So I’m ending this year in a new band (which I am tremendously excited about, we’re a racket, it’s great) and I do wonder a bit about how a band can sustain itself in an era of high inflation, low wages, flu, COVID, Brexit border controls, the rest of it. So with my Martin Lewis hat on I had a quick look at some costs of existing as a DIY band and I hope this illustrates the fucked situation we’re in:
- Rehearsal: in 2019, to book a practice at Super Unison in Peckham, my favourite rehearsal spot in Peckham cost £10 per hour off-peak. This month, it’s £12.50. 25% increase.
- Demo tape: when I ordered demo cassettes from Tapeline for my last band, we went for the neon yellow, ‘highly visible’ tapes. These cost 55p each in 2018; they’re now 86p, with a case going from 22p up to 33p. 54% increase, and bear in mind you’re buying 50-200 in one go. (I’ve also seen that records from DIY labels in the UK have gone up from £12 to £16 in two years.)

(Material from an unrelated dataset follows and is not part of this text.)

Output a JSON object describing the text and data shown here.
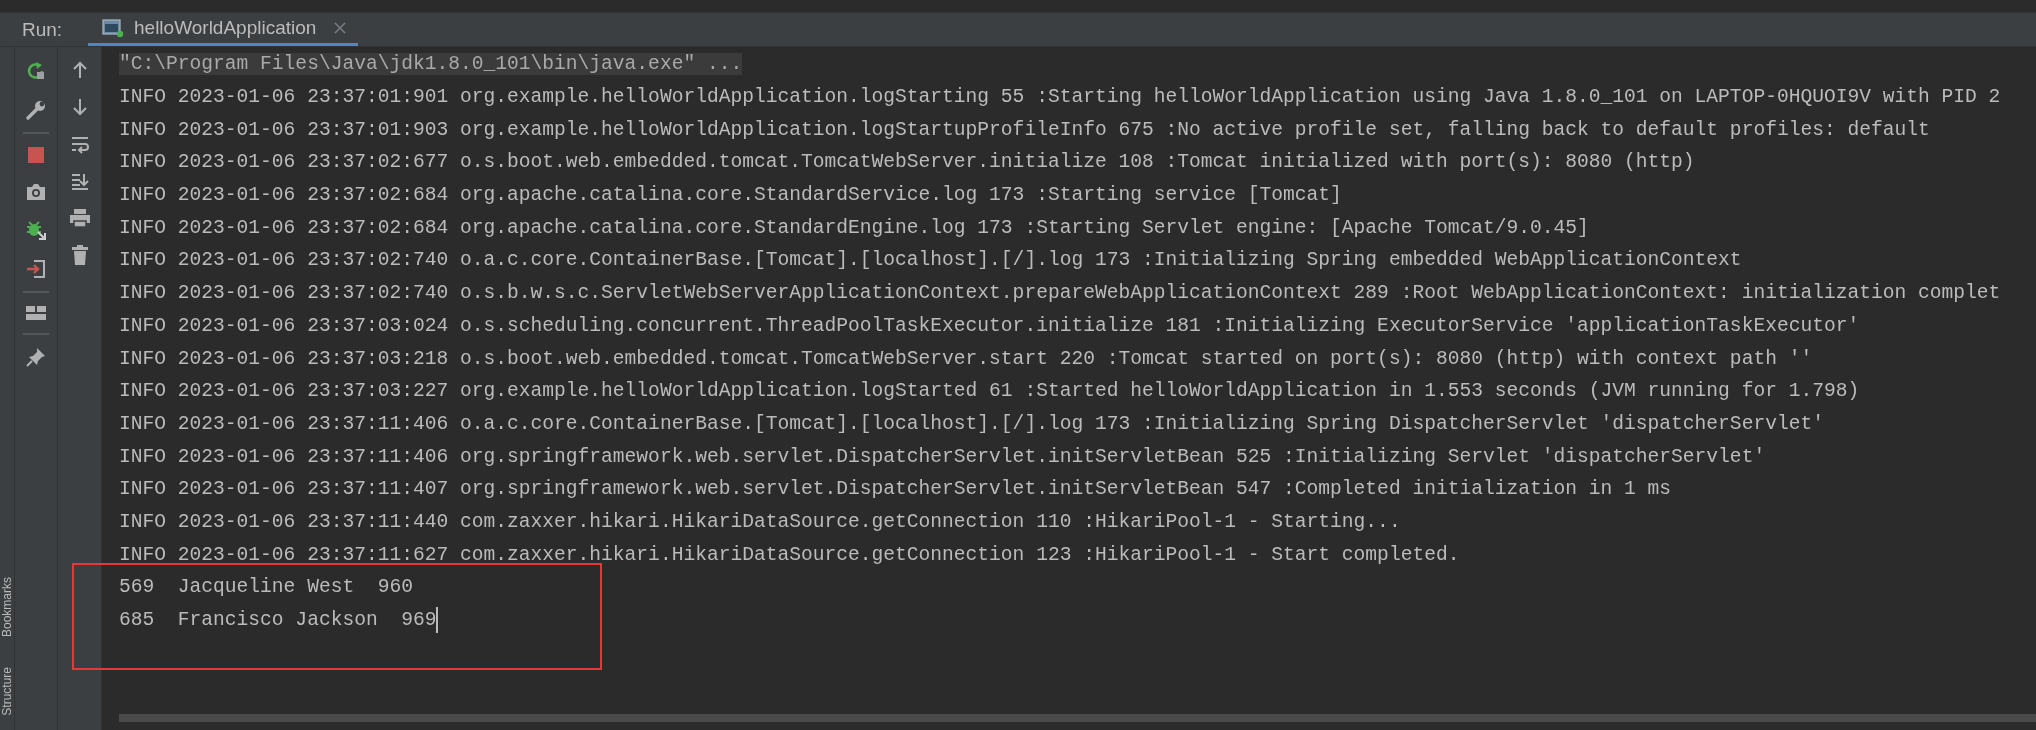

- Petrol: Want to do your first tour? Back in 2016 and in the excitement of our first weekender, diesel was £1.17, this month it’s £1.81 and while that’s better than the £2 we had a months ago, that’s still another 54% increase.
And to wash this all down: at Damage is Done, a pint of Neck Oil cost £6.80. I’ve heard £7 pints in some quarters too are becoming the norm in London. (I would advise that crossing the road from the New Cross Inn to the Marquis of Granby between bands results in a well poured Guinness for two pounds cheaper, so don’t say I don’t give sound financial advice.)
There will be no doubt many more examples, and amongst all this we all know that the wages are not going up this high. Real term wage cuts are abundant which is why strike action is abundant, as it bloody well should. It does make me worry about where I would have been if I had started Another Subculture today instead of in 2013, on Jobseekers’ Allowance, living at home and only putting out the first tape with help from friends’ sofas, £3 nights and £1 cans of Red Stripe on the Kingsland Road. Would I be able to afford any of this? I really don’t think I could, and that goes for anyone trying to get by on Universal Credit and a rental market out of control in this city: they would be fucked.
So far this anxiety has materialised in a few small ways: an insistence to advertise gigs half price for anyone unwaged, on Universal Credit or any other reason really; a promise that if I end up with an amp that’s giggable, you dear listener are welcome to borrow it. In 2023 I want to keep on exploring and demystifying, asking people why that zine costs a tenner and how that gig gets put together, and maybe publishing the whole lot. Telling people where the keys are held and how to make stuff without losing money (maybe I’ll learn the latter along the way?)
I’m wittering on, so I’ll end with some recommendations: Special Interest (obviously), Katie Alice Greers’ Barbarism, Findom’s “Pay, Pig”, Loraine James’ Whatever the Weather project, going to have a dance to Odd Spiral down the Avalon Cafe, playing a bit of cribbage, walking around Zone 6 and forming a band with your mates 😉
And that’s me for 2022. Take care everyone, hope you are keeping warm and happy, up the strikes and up the punks – see you next year – – BP